Sharon, did her usual expert job of repairing and re-upholstering and carried out my instructions to the letter: “It must be comfortable but not too new. I don’t want to break it in, but would rather that it feels firm but as if it has had five years of sitting already.”
And so she did. And so it does. And now finally, finally, this room is done. It works in winter as a cosy haven but also in summer where the paler colours contrast with the warmth of the dark walls.
Re-upholstery isn’t the cheapest thing in the world – I paid £950 for this (including the courier taking and returning it and that doesn’t include the material which Romo very kindly gave me) but for a piece of furniture that carries so much family history, tells so many stories and which is nearly 90 years old, I think it’s well worth the money.
I may never cover it in dog blankets and Enid may never sit on it – she currently likes spying on us from under the coffee table – but I’m pretty sure it could do another 86 years and it would be wonderful to think that my great grandchildren may one day sit on it themselves. On Mars or wherever the sitting rooms of the future may be.
It’s a beautiful piece and I love the history behind it. Looks great!
Lovely story, and pretty sofa. Nicer than the heinous lamp, anyway 😉
From where I sit, in my office in Dorking, it’s about 200 metres to Attlee’s Country Store, which I guess is the remains of your “family business”! Who knew?
I love your restored sofa and the story behind it and actually I think that was a very good price – I’ve just bitten the bullet on a similar looks-over-comfort 19th-century French sofa which had been needing help for several years, opting for grey linen and having a complete rebuild as the previous upholsterer was a complete cowboy. It’s gorgeous and was well worth the money and I just have to keep the animals off it (since it sits in the window, they think it’s fair game to keep leaping on it). On the fringed lampshade, I shall say nothing …
I once had a gorgeous pink chesterfield sofa and armchair that my other half convinced me he could re-upholster himself – despite the fact that his previous experience consisted almost entirely of tinkering with old motorbikes.

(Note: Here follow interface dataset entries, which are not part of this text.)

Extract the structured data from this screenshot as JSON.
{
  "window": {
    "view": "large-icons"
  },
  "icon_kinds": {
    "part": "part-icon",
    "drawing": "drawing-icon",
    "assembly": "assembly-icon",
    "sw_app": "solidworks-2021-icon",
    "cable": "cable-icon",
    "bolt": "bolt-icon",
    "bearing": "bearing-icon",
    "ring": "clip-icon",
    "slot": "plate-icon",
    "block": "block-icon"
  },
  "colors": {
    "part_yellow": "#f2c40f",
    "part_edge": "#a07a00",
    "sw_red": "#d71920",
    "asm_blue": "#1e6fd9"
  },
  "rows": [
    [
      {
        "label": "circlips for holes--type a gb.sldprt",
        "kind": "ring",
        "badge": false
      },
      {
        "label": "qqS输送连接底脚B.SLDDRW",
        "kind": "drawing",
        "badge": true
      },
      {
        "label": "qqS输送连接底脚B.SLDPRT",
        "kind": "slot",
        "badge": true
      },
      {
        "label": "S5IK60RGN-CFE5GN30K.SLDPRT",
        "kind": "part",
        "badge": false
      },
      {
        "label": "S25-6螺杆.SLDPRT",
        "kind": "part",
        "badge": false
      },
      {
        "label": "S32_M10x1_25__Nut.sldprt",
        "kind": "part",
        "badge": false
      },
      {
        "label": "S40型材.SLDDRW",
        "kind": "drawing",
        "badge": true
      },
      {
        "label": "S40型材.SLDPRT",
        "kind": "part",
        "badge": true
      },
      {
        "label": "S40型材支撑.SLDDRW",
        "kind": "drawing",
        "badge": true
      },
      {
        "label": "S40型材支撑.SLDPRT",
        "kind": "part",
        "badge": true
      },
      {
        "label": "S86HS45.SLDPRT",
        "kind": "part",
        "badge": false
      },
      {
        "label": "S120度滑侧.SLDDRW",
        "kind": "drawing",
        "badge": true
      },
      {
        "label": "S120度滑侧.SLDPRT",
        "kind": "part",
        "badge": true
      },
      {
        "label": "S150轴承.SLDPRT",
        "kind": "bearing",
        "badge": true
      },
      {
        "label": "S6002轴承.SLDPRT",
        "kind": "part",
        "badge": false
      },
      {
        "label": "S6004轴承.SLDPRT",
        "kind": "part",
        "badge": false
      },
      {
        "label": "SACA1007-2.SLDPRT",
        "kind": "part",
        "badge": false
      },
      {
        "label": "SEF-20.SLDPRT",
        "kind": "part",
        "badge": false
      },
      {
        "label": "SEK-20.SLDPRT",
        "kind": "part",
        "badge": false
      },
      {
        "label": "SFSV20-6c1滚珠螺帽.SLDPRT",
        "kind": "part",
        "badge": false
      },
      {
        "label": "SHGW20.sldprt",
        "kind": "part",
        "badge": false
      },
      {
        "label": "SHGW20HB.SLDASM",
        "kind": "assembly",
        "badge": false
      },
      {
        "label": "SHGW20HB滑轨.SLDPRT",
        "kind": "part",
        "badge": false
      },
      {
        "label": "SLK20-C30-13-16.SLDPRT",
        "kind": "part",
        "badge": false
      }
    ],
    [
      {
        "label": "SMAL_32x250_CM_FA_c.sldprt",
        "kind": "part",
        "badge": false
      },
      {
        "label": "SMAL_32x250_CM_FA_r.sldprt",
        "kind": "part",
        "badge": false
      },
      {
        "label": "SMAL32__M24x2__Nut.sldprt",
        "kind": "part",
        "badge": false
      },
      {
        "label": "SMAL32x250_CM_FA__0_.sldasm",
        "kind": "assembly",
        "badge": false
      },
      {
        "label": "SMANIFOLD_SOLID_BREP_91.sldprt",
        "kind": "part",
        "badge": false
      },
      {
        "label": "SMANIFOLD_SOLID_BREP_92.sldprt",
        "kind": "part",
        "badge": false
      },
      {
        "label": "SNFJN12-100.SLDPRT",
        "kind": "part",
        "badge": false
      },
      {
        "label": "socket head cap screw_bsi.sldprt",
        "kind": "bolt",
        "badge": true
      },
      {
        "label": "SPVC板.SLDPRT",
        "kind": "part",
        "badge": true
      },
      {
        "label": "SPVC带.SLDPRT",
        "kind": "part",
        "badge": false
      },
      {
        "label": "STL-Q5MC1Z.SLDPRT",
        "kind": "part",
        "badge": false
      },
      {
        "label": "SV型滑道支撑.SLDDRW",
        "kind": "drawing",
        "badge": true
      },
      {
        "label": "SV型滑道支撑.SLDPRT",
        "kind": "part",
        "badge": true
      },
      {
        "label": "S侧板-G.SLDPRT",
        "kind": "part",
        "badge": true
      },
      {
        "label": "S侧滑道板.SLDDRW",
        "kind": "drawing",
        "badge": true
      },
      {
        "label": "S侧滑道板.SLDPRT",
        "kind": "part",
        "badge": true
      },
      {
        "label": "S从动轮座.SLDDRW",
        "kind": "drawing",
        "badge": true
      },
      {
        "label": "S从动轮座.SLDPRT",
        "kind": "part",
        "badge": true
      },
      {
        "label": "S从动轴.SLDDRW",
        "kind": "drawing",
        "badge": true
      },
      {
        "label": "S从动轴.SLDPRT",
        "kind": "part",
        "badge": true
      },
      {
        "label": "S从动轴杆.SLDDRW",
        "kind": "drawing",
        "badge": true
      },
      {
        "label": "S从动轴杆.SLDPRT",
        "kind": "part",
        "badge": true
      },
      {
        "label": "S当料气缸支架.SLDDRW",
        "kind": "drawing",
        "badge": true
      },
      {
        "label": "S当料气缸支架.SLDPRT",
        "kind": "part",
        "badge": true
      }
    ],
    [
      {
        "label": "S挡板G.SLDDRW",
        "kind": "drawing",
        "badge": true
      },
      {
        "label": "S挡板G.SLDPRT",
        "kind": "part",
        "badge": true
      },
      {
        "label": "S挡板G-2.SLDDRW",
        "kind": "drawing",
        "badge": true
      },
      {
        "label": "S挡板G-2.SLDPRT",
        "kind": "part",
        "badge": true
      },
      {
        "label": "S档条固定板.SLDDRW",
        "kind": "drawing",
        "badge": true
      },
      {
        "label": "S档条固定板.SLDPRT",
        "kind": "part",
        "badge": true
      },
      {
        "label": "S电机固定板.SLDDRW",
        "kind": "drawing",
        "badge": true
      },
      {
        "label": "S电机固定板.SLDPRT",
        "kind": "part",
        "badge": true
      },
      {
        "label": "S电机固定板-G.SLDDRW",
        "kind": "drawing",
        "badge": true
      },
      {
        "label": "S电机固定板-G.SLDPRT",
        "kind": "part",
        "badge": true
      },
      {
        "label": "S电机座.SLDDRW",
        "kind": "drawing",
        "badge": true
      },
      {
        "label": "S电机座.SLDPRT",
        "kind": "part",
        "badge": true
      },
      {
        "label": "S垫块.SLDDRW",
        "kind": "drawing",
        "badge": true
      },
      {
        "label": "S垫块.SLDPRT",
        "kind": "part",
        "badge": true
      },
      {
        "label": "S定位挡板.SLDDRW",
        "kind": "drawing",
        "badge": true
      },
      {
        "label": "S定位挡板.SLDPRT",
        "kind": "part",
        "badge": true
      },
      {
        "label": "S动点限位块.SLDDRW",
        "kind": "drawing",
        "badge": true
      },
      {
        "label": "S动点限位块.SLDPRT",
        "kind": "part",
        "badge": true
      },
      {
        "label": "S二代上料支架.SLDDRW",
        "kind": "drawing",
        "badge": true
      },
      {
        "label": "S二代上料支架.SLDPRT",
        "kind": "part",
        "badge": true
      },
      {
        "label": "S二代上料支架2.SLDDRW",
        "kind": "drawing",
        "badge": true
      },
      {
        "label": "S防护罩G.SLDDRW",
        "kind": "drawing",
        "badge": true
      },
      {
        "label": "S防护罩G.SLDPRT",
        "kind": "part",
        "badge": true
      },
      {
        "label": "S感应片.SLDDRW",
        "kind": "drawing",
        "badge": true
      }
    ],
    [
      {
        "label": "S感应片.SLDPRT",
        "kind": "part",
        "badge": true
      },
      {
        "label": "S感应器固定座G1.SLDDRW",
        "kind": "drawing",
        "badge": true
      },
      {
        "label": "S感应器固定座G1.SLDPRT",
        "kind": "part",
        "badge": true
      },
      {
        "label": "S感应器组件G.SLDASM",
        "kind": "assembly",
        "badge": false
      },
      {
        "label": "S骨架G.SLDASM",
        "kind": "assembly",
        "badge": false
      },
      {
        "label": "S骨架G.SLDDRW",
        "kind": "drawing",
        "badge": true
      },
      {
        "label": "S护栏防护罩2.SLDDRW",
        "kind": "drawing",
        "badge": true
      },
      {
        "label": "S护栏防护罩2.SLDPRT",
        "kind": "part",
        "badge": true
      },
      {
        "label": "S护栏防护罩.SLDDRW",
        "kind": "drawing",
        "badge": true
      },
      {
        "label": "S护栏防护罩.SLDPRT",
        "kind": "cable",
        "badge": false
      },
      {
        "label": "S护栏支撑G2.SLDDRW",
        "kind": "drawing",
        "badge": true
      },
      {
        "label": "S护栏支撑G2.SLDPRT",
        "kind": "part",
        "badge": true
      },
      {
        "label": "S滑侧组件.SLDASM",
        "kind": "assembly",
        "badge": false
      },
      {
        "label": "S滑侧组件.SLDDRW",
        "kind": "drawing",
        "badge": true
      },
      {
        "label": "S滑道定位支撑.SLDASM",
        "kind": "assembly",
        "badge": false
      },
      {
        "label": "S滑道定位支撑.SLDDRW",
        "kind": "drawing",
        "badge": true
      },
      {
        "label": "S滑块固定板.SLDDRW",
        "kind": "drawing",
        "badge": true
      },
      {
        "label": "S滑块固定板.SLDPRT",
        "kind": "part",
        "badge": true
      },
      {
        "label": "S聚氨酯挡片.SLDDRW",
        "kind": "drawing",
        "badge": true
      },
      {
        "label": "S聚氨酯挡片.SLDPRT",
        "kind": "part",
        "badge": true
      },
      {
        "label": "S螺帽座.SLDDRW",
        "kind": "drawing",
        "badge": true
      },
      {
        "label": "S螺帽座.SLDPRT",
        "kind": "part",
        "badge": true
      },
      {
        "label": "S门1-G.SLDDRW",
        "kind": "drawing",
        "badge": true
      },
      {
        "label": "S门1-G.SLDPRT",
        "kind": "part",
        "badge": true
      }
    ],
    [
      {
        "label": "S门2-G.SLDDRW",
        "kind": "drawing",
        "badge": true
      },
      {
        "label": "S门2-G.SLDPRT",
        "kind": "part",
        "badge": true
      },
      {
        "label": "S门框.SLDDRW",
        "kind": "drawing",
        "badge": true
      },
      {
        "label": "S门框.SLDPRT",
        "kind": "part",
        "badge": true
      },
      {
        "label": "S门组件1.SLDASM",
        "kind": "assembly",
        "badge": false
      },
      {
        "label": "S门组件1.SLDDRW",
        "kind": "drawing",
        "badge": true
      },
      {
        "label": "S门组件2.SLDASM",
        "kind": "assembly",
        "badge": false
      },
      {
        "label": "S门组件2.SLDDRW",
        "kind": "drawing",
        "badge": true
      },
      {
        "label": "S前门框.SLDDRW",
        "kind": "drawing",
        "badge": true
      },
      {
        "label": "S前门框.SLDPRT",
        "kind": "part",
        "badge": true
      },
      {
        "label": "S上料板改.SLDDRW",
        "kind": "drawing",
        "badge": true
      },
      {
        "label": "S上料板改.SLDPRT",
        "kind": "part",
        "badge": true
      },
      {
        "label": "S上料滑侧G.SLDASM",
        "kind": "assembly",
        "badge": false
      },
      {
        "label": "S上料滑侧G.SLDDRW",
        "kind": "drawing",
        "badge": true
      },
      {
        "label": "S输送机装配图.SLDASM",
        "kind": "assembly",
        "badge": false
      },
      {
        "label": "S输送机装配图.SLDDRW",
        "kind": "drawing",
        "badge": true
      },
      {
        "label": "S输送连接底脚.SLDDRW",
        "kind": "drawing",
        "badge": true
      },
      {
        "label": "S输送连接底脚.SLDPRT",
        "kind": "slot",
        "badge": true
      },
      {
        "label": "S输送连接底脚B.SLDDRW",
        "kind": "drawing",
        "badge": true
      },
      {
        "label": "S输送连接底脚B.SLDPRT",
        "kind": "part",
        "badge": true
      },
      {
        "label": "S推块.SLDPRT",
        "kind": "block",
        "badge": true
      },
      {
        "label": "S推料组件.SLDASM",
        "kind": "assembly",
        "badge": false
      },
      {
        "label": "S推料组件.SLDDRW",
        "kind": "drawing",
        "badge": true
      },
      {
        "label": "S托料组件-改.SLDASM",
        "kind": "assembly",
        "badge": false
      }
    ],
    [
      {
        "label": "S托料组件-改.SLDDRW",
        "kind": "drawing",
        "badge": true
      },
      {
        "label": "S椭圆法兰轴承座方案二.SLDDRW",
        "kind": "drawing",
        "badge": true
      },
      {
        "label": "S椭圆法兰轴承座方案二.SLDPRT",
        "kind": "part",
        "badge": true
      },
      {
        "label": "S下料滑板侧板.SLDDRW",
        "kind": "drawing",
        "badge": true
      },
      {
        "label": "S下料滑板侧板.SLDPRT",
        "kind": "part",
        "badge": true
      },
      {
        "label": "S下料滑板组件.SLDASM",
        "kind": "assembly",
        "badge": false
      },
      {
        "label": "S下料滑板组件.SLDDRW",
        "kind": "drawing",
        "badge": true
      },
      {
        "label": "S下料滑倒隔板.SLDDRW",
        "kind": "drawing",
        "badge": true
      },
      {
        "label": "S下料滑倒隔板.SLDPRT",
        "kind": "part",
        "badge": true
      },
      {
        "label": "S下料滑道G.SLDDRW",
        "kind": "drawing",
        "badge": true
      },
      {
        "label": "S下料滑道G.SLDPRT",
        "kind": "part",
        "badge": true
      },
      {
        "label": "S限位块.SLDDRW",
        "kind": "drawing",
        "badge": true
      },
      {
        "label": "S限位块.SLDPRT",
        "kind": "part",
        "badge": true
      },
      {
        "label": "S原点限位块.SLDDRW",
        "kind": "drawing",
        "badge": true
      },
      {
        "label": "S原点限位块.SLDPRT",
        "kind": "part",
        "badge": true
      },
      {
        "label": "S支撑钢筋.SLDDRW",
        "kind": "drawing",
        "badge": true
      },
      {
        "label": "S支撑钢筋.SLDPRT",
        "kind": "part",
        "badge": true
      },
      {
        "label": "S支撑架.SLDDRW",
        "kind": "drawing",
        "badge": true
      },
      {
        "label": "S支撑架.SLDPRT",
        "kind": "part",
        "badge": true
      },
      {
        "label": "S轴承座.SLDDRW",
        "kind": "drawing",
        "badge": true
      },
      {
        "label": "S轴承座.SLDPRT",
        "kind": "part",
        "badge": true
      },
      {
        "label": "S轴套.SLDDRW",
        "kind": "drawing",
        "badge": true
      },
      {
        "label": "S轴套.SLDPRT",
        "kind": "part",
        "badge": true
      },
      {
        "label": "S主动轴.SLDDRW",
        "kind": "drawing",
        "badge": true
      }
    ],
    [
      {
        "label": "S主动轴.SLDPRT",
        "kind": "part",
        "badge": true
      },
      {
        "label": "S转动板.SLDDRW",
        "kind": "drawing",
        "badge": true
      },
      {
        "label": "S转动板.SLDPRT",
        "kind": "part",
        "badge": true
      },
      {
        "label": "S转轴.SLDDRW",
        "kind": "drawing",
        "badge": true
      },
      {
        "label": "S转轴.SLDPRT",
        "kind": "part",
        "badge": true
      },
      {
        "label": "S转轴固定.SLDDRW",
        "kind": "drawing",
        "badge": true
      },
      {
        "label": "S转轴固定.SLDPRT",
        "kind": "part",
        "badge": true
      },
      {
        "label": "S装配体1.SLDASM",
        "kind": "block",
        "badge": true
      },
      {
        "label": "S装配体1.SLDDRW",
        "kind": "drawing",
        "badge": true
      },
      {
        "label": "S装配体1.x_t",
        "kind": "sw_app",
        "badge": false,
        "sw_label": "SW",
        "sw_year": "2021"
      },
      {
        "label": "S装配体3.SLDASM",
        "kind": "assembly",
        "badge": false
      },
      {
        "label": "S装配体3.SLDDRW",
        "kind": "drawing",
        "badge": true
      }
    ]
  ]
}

I’m not sure quite how he managed to persuade me to let him loose on my adored furnishings, but he did and needless to say it was a HUGE mistake. I can only describe the resulting scenario as the equivalent of an upholsetery abbatoir. Ten years later and I still feel the pain of its loss. So I say yeeaayyyy to re-upholstery, but booo to penny-pinching partners who know not what they do….
A brilliant ‘save’ … it fits my mentality exactly to rescue pieces, creating stories behind the contents of our home (as much as sanely possible) … and the sofa certain does all of that … whilst looking stunning too. I think it’s called ‘A result’! Enjoy it … Cheers Emma
Lovely room! Personally I think adding curtains would make it more cosy and frame those fab windows. I also have the same voile blinds which are perfect for privacy whilst allowing you to see out and also can remove to clean the windows! All my neighbours are copying!
Love it’s shape, it’s history, the new fabric is perfect and it fits beautifully into the bay.
Bring back the lamp!
Do like a little lampoonery.
Absolute pleasure working with you again.
I always love your design and comfort briefs.
Sharon (vintique Upholstery)
Perfect. The pleasing shape of the sofa is not disturbed by any pattern, velvety material or FRINGES.
That did make me laugh!